What the exercise asks> Your task is to copy all of the entries exactly as they are given.

BEGIN

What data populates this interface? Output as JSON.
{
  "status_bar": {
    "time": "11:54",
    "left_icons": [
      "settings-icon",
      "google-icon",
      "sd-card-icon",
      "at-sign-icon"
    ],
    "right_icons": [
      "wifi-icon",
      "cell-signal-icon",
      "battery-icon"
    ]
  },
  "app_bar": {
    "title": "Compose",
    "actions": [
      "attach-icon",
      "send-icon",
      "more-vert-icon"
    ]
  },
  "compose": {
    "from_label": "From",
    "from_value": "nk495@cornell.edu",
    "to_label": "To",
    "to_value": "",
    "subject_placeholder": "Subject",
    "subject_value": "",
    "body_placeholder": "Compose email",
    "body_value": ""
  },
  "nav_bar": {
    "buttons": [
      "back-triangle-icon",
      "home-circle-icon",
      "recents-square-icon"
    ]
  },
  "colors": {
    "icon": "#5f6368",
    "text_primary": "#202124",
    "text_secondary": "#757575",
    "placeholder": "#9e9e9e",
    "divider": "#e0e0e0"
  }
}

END

Problem solution>
What data populates this interface? Output as JSON.
{
  "status_bar": {
    "time": "11:54",
    "left_icons": [
      "settings-icon",
      "google-icon",
      "sd-card-icon",
      "at-sign-icon"
    ],
    "right_icons": [
      "wifi-icon",
      "cell-signal-icon",
      "battery-icon"
    ]
  },
  "app_bar": {
    "title": "Compose",
    "actions": [
      "attach-icon",
      "send-icon",
      "more-vert-icon"
    ]
  },
  "compose": {
    "from_label": "From",
    "from_value": "nk495@cornell.edu",
    "to_label": "To",
    "to_value": "",
    "subject_placeholder": "Subject",
    "subject_value": "",
    "body_placeholder": "Compose email",
    "body_value": ""
  },
  "nav_bar": {
    "buttons": [
      "back-triangle-icon",
      "home-circle-icon",
      "recents-square-icon"
    ]
  },
  "colors": {
    "icon": "#5f6368",
    "text_primary": "#202124",
    "text_secondary": "#757575",
    "placeholder": "#9e9e9e",
    "divider": "#e0e0e0"
  }
}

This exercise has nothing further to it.